If you are confused by car diagnostic codes, you are in good company. Most people, even mechanics, can be puzzled by the alphanumeric codes spit out by car code readers. The overly-vague "check engine light" is of little help without a diagnostic tool that can decipher the codes that car computers produce.
What is even more confusing is that the code provided by a code reader does not necessarily indicate that you need to replace something. The code refers to a systemic issue that requires a further diagnosis to determine what the problem is. There is a method to the apparent madness, and we will go over the details of what all the different terms mean.
If you get a car code reader, learn how to use it, and write down the code provided to you by the machine. You will be able to reference our helpful car diagnostic codes list and find out what those strange codes actually mean. There are hundreds of possible codes that your car can give you, so having a helpful chart will save you the headache of figuring out what the codes mean.
How Car Codes Work
Before we get into what the specific codes mean, we should go over some basic information when it comes to how the codes are formatted. Understanding the format will help you memorize what the main diagnostic codes are. You can save time when you get something like a check engine light flashing on your dash.
There are two main types of codes coming from the On-Board Diagnostic System, or OBD-II. There are generic codes that have the P0xxx format. These have explanations that are easy to find. Then there are also “manufacturer codes” which are a little more confusing. To decipher those codes, you will need to find a good repair manual. For the generic codes, you will have an easier time figuring them out because they follow the following format.
- The first digit in the code sequence is actually a letter that stands for different things. You have B for body, C for chassis, P for powertrain, and U for the network.

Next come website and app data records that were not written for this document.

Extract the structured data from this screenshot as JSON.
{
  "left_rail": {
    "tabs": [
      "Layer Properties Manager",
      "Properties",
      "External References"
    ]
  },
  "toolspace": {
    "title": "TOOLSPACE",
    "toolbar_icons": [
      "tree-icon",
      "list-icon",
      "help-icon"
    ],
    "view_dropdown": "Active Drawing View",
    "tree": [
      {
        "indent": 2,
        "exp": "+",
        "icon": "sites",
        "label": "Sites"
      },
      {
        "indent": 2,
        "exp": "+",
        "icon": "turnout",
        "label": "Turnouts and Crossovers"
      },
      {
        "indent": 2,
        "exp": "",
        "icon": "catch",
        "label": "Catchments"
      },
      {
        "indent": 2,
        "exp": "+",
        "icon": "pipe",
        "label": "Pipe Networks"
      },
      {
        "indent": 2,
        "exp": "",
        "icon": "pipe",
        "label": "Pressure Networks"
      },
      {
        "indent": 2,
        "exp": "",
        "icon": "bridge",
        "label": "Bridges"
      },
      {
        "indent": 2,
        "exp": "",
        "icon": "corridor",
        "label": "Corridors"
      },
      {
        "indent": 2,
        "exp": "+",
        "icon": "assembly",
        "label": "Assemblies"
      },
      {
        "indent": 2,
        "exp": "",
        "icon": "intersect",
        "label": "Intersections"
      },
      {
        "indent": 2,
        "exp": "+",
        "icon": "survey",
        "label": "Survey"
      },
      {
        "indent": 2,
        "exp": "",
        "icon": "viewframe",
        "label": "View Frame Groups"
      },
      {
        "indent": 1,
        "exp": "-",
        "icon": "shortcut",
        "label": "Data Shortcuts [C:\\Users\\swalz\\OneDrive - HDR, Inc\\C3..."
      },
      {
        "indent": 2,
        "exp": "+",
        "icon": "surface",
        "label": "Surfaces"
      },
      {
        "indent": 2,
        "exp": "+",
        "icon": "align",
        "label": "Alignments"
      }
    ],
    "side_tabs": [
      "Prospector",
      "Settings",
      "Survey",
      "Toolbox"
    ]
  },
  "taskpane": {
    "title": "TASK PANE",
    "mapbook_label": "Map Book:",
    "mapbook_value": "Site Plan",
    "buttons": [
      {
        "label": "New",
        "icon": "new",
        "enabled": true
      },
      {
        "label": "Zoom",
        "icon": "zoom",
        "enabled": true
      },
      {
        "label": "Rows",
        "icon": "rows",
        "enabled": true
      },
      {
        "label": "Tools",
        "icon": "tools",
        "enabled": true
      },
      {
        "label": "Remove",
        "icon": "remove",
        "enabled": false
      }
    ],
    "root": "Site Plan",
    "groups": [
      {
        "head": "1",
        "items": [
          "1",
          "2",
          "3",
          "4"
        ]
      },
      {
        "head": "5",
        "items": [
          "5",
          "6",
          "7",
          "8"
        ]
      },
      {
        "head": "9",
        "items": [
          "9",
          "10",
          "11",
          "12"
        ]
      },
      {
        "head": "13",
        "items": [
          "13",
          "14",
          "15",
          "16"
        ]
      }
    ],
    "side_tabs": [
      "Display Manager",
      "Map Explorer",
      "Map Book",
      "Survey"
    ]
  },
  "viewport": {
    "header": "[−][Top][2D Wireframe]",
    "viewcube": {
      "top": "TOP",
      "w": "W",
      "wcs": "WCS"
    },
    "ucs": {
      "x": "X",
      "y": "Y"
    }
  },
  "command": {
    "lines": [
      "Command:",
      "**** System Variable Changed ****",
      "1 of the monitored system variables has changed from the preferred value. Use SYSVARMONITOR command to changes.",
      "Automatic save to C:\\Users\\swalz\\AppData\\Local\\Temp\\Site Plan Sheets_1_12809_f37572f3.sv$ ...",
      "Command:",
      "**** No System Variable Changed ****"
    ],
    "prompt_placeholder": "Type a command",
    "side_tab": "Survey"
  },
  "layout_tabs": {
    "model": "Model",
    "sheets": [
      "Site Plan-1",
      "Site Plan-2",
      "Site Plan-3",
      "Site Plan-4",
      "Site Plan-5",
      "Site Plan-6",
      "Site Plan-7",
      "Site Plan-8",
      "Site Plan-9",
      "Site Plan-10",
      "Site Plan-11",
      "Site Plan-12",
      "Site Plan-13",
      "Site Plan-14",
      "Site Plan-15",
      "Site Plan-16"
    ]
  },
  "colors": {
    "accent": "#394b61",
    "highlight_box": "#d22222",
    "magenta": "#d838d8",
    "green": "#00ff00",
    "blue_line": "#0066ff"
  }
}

- The following digit in the code sequence is either 0 for a generic code or 1 for a manufacturer code.
- The third digit will have a number between one and eight.
- One is for fuel and air metering.
- Two is for fuel and air metering injector circuit.
- Three is for the ignition system, which also includes misfires.
- Four are for axillary emissions controls.
- Five is for vehicle speed controls and the idle control system.
- Six is for the computer output circuit.
- Seven and eight are both for the transmission.
- The fourth and fifth digits are for fault codes between 0 and 99.
Car Diagnostic Codes List
Now that we have laid the groundwork, it is time to give you the car diagnostic codes list of the most common ones you’ll see. These codes will sometimes be combined since there are multiple codes for specific issues.
- P0133, P0135, and P0141 – These codes involve the oxygen, or O2, sensors. These sensors monitor how much oxygen is in your car's exhaust. The engine's computer will be able to appropriately modify the fuel mixture so that emissions are reduced and fuel economy is maximized.
- P0171, P0175 – These codes involve the O2 sensor. You will not be passing an emissions test if you get one of these. The oxygen sensor monitors the amount of oxygen that is in your car's exhaust, allowing the on-board engine computer to modify the fuel mixture. If you get a code within this range, your car is likely to randomly stall when you least expect it.
- P0300, P0305 – These codes involve engine misfires. This could indicate that there are malfunctioning cylinders in your car's engine. If you get a code within this range, your vehicle is likely to experience vibrations and shaking while idle. Your vehicle will also have a terrible fuel economy.
- P0325 – This code involves the knock sensor, a sensor that generates a signal when it identifies vibrations coming from the engine. These vibrations are created by detonations during strong acceleration or lugging of the engine. The problem here can also be a faulty sensor. You can also get vibrations if you are driving on very rough roads and off-road terrain.
- P0411, P0440, P0442, P0446, P0455 – These codes involve the evaporative system. This is a system that gets rid of the vapors created after fuel is burned. These codes usually indicate that you did not close the gas cap or you did not twist it tight enough. It is probably the easiest fix out of anything else a diagnostic code could indicate.
- P0401 – This code involves exhaust gas recirculation, also known as EGR. The EGR controls the car's emission of pollutants such as nitrous oxides. EGR is the process of recirculating some exhaust back into the engine cylinders. If you get this code, it’s like that you haven’t changed your oil when you were supposed to. You also may be taking too many short car trips.
- P0420 and P0430 – These two codes refer to an issue with the catalytic converter. There is a downstream O2 sensor that keeps tabs on the catalytic converter. If it finds that the converter has become contaminated, then you will get one of these codes. You will have more tailpipe emissions, which can even mean that your car's engine is burning oil or leaking coolant.
You now hopefully have a clearer understanding of how the car diagnostic codes work. Our car diagnostic codes list should be a helpful go-to guide. You can use it whenever your car decides to let you know that there is something that needs attention. All you will need is a diagnostic code reader, and you’ll be able to get the diagnosis you have been looking for to fix your car.